### [WHAT THIS TASK INVOLVES]
Every line in the data below that holds "blandit" should be found and copied.

### [SOURCE INFORMATION]
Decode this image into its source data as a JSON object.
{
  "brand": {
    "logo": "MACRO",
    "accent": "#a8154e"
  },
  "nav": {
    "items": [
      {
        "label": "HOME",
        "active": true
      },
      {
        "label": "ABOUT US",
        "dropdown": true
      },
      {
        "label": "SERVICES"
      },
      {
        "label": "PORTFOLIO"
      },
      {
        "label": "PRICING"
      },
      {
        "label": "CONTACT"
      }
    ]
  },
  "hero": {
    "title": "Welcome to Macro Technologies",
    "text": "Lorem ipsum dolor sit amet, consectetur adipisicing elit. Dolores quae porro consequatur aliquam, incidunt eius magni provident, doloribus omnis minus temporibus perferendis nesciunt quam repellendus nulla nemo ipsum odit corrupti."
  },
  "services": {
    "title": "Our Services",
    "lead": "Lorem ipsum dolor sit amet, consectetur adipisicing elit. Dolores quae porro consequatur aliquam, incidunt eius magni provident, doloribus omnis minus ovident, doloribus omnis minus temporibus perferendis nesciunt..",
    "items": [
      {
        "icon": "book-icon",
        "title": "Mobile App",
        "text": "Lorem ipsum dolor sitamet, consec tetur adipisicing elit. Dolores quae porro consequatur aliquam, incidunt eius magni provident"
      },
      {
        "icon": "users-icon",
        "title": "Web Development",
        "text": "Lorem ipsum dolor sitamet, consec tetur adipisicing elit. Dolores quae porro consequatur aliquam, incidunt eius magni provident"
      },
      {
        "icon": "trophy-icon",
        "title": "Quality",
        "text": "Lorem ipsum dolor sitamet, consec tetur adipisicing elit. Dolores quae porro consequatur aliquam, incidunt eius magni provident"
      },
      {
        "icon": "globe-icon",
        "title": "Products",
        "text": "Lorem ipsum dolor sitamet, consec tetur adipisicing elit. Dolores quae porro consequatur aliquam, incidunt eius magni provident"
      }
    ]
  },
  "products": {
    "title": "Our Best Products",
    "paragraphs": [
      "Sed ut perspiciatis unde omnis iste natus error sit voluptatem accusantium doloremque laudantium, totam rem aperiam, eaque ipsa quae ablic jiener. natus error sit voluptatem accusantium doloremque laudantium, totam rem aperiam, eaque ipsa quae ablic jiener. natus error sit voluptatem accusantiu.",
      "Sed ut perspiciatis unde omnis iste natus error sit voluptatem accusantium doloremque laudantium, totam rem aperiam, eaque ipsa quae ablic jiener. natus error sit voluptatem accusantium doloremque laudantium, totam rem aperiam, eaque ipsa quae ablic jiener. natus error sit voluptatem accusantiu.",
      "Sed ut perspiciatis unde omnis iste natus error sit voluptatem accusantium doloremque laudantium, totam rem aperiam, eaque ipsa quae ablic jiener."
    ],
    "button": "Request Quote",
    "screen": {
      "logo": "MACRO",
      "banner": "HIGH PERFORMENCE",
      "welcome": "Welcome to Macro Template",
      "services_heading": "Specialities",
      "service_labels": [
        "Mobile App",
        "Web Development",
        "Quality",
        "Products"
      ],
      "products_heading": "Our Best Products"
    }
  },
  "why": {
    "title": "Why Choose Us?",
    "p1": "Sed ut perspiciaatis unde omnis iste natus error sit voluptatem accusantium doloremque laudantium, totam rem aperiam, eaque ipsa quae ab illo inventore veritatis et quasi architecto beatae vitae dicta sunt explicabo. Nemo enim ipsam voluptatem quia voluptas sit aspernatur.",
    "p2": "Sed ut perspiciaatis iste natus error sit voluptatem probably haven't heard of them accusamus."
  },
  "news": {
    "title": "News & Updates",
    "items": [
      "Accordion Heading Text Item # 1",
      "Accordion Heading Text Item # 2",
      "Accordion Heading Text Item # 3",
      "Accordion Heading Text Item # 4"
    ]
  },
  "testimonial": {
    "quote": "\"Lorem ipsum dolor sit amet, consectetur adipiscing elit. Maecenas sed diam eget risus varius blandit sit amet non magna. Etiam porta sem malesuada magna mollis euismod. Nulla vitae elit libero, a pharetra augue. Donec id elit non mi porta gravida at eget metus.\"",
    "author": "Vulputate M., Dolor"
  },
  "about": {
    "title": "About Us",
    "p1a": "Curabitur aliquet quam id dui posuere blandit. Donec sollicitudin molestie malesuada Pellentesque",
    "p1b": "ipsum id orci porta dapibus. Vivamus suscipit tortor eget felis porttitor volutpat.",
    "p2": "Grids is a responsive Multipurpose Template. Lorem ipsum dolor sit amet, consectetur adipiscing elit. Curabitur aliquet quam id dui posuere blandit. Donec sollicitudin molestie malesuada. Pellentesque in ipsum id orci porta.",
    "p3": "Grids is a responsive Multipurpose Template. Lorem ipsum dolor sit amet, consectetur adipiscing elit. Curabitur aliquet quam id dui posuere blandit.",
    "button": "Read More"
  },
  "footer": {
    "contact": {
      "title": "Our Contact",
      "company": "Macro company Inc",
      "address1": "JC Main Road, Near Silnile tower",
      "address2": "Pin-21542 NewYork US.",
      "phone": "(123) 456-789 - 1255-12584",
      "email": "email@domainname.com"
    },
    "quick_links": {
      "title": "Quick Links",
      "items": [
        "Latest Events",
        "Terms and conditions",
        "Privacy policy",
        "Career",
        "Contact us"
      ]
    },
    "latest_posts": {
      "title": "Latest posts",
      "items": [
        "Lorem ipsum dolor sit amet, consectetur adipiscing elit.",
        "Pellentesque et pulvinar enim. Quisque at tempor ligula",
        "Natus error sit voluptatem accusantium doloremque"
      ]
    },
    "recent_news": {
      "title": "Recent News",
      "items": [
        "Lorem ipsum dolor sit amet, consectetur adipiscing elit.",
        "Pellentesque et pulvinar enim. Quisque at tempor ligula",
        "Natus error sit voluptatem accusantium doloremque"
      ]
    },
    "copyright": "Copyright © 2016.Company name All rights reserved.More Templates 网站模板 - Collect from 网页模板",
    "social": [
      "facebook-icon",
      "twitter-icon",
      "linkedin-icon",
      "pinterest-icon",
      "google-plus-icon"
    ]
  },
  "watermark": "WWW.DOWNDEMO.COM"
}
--
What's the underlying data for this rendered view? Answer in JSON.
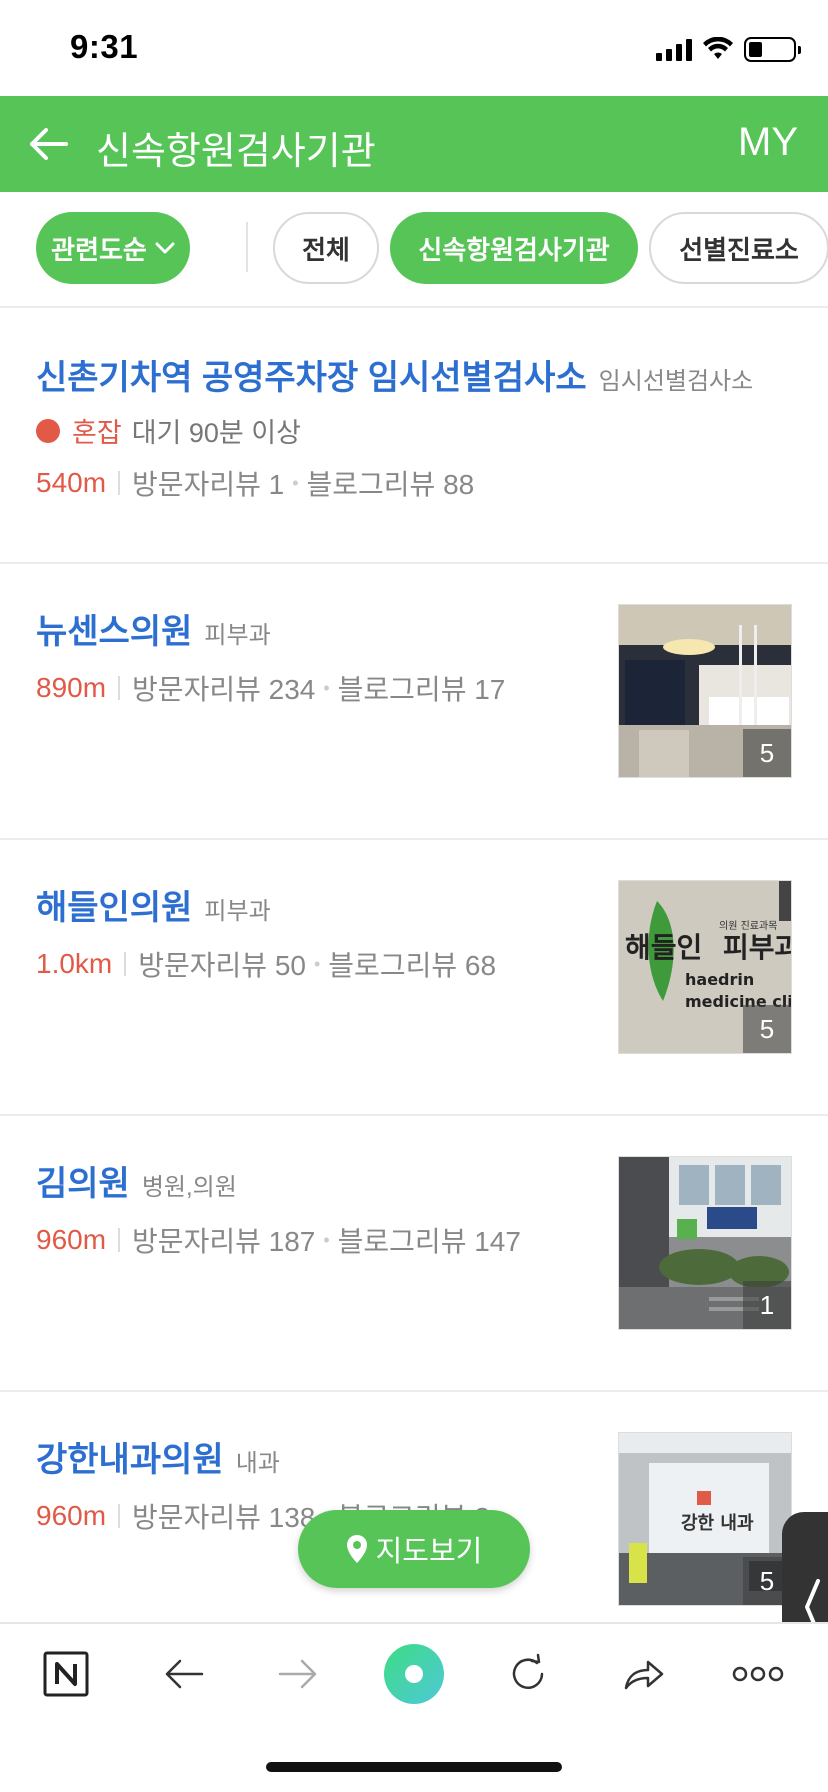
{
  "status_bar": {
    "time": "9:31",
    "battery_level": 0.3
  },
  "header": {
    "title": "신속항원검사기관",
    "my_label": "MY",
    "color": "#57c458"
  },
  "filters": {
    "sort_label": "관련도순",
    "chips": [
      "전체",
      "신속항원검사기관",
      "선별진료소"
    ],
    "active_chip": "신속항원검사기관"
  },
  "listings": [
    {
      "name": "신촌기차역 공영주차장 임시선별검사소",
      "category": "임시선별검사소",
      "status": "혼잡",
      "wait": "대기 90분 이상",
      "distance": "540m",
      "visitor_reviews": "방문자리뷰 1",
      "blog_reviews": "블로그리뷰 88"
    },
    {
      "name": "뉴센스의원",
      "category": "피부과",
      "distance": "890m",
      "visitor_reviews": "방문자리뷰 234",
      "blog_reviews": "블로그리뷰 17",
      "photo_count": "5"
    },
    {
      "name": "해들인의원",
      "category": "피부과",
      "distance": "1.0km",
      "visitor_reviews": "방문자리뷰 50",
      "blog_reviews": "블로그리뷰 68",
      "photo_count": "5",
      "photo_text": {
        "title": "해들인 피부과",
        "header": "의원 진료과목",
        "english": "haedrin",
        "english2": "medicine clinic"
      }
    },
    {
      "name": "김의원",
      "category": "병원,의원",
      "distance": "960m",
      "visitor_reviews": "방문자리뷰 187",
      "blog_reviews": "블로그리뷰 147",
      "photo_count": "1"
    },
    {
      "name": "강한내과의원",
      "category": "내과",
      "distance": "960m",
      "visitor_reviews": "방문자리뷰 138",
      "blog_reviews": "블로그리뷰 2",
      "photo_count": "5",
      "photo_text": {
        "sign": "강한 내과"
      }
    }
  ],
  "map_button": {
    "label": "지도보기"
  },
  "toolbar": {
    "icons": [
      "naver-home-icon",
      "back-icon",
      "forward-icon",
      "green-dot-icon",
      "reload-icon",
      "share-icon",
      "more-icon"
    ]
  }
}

### [RESULT OF THIS TASK]
    "quote": "\"Lorem ipsum dolor sit amet, consectetur adipiscing elit. Maecenas sed diam eget risus varius blandit sit amet non magna. Etiam porta sem malesuada magna mollis euismod. Nulla vitae elit libero, a pharetra augue. Donec id elit non mi porta gravida at eget metus.\"",
    "p1a": "Curabitur aliquet quam id dui posuere blandit. Donec sollicitudin molestie malesuada Pellentesque",
    "p2": "Grids is a responsive Multipurpose Template. Lorem ipsum dolor sit amet, consectetur adipiscing elit. Curabitur aliquet quam id dui posuere blandit. Donec sollicitudin molestie malesuada. Pellentesque in ipsum id orci porta.",
    "p3": "Grids is a responsive Multipurpose Template. Lorem ipsum dolor sit amet, consectetur adipiscing elit. Curabitur aliquet quam id dui posuere blandit.",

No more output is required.